An Interview with Sandeep Kondaveeti, Research and Development Scientist at Teva Pharmaceuticals

Sandeep Kondaveeti

We sat down over a virtual cup of coffee to interview Sandeep Kondaveeti, Research and Development Scientist at Teva Pharmaceuticals. His research expertise is in synthesis and characterization of inorganic / organic compounds, nano-materials, and protein complexes.

Editor:
I understand you currently work in the area of biological drug product development and formulation; can you tell us more about your primary area of research, what are your primary goals in formulation of biotherapeutics?

Sandeep Kondaveeti:
As part of the drug product development and operations team, we develop biopharmaceutical formulations and manufacturing processes to deliver high quality drug products to the patients. More specifically, we are focused on fundamental and mechanistic understanding of the chemical interactions within biopharmaceutical formulations. Ultimately, our goal is to develop formulation strategies to achieve long-term protein stability and minimize the risk of drug product quality throughout the process development cycle.

Editor:
How has the industry changed in recent years, and what is the impact of new technologies on your research?

Sandeep Kondaveeti:
My experience in formulation development is relatively new and based on present work formulation development of monoclonal antibodies incorporates many standard analytical biochemical and biophysical methods traditionally applied for protein characterization. Originally, many of these methods were developed in a relatively low-throughput format to be used on samples containing high amounts of protein, but effective screening of multiple formulation conditions requires methods that can generate information fast using low amounts of protein available without significantly sacrificing accuracy, precision, and specificity. We have seen significant advances in new technologies in recent years where biophysical characterization is possible with small amounts of protein (microliters) in high throughput fashion with complete automation from data acquisition to data analysis.

Editor:
What are some of the primary analytical challenges you face in developing new drug products?
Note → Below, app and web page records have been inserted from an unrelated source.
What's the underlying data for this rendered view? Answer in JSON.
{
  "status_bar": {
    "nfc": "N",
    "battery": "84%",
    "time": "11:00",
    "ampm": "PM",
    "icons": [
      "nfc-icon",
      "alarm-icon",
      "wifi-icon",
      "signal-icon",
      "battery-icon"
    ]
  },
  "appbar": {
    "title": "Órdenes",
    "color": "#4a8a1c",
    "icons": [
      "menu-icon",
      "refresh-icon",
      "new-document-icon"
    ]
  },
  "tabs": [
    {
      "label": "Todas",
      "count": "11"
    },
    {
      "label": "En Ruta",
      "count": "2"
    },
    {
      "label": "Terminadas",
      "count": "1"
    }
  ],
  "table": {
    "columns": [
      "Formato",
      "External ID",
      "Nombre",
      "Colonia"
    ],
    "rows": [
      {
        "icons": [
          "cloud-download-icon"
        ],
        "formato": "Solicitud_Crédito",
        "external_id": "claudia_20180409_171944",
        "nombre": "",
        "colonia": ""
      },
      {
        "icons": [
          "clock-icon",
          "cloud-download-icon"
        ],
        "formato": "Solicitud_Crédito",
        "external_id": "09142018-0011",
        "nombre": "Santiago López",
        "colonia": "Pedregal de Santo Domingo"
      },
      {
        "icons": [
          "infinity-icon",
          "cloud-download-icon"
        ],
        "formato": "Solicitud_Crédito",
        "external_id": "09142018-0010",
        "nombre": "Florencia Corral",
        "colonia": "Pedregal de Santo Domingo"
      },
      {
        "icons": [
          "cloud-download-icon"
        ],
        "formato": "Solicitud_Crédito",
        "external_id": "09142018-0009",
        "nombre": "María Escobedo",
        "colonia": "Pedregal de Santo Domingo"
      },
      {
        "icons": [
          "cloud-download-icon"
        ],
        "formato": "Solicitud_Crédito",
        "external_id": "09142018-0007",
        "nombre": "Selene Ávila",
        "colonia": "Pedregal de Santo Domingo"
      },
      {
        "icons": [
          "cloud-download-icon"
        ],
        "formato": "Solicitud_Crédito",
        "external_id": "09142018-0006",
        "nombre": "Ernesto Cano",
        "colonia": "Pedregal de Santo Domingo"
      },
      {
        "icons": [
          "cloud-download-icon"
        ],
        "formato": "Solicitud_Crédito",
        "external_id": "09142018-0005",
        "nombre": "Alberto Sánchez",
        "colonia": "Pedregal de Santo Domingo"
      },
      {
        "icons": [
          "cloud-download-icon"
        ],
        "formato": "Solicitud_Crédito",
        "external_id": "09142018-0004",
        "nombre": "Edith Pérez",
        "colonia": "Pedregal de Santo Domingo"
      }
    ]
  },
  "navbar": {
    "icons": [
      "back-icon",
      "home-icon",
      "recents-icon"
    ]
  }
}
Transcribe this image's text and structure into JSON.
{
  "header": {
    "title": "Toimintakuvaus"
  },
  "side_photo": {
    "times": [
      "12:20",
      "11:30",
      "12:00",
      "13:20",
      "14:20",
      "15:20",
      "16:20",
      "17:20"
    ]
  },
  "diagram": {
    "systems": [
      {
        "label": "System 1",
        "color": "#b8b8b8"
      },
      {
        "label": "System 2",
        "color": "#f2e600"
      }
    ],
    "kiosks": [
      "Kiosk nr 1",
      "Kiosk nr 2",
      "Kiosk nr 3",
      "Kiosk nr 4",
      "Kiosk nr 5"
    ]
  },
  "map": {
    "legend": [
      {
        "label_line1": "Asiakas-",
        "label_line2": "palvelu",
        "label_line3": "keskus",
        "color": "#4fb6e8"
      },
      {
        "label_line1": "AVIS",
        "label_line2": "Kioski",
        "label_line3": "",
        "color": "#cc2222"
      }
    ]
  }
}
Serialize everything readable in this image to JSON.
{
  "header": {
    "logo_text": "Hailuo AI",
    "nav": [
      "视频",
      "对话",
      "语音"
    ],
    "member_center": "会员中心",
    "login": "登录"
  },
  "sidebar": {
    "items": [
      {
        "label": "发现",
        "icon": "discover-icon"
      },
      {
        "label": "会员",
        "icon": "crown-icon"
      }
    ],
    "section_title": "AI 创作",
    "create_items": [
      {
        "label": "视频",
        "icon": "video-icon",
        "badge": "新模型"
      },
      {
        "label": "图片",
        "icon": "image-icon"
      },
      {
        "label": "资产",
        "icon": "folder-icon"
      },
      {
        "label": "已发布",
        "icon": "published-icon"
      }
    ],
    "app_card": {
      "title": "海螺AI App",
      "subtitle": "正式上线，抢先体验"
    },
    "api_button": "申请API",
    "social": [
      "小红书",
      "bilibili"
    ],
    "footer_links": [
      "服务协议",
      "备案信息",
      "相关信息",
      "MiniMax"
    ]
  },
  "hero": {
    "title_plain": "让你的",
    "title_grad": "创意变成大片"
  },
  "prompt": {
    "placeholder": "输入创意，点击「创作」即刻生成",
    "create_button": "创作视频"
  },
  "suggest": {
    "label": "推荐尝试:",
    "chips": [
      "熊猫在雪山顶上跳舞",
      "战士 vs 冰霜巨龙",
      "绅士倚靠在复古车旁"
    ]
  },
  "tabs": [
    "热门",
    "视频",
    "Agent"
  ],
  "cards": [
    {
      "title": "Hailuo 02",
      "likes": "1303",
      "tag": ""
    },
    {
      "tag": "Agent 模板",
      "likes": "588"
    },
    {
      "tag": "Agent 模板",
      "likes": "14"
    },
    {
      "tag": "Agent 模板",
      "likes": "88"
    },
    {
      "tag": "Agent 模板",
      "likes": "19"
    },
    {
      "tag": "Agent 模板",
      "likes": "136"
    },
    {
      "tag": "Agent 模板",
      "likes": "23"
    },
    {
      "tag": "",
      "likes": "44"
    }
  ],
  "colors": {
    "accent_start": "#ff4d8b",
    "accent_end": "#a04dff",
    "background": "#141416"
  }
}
Sandeep Kondaveeti:
As mentioned earlier, early phase development of a protein formulation requires extensive screening of formulation conditions and possesses challenges due to material constraints and faster timelines. To overcome these challenges, we are developing a high throughput formulation platform where we are employing statistical study design and automation workflows to perform sample preparation and buffer exchange steps which are most labor intensive and can dramatically speed up the development process. Also, critical to this platform development are availability of high throughput analytical methods that can provide fast, accurate results with good precision and resolution. We are currently focused on addressing these issues and continuously adopting new technologies for accurate characterization of biopharmaceutical products.

Editor:
What toolbox of technologies do you use to characterize proteins?

Sandeep Kondaveeti:
We use several different overlapping and orthogonal technologies to analyze proteins because we are interested in all aspects of protein stability and function. To successfully use antibody-based biologic therapeutics, it is necessary to maintain conformational, chemical, and colloidal integrity during all steps of the development, manufacturing, and commercialization processes. So it is critical to have information on multidimensional properties of protein and their dependence on both formulation and stress factors since different conditions can affect different aspects of protein stability. For example, we use size exclusion chromatography to analyze purity and assess soluble aggregates, differential scanning calorimetry to assess thermal stability, dynamic light scattering tools to investigate colloidal stability, Infrared and circular dichroism spectroscopy to understand secondary and tertiary structure. We also perform particle analysis to understand interfacial stability.

Editor:
How important is the measurement and understanding of protein secondary structure on the formulation of biopharmaceutical?

Sandeep Kondaveeti:
During formulation screening various stress conditions such as elevated temperature, shear stress, chemical agents and surface or interface interactions are employed which can lead to structural changes and may have significant consequences on the stability and function of biotherapeutics. It is important to understand and monitor the secondary structure as they are relatively easy to perform and are good indicators of protein conformational stability and aggregation.

Editor:
How are you deploying MMS in your research and what benefits would it provide?

Sandeep Kondaveeti:
We are incorporating MMS technology to our current high throughput formulation platform to study high order structural changes and monitor stability of different formulation samples. We are very excited since we can now develop 96-well plate workflow to screen multiple formulation conditions with complete automation including data analysis. More importantly, this was the first time that we could analyze these samples directly in the different buffers and at various concentrations particularly when sample amounts are limited which is very challenging to perform using traditional FTIR technique.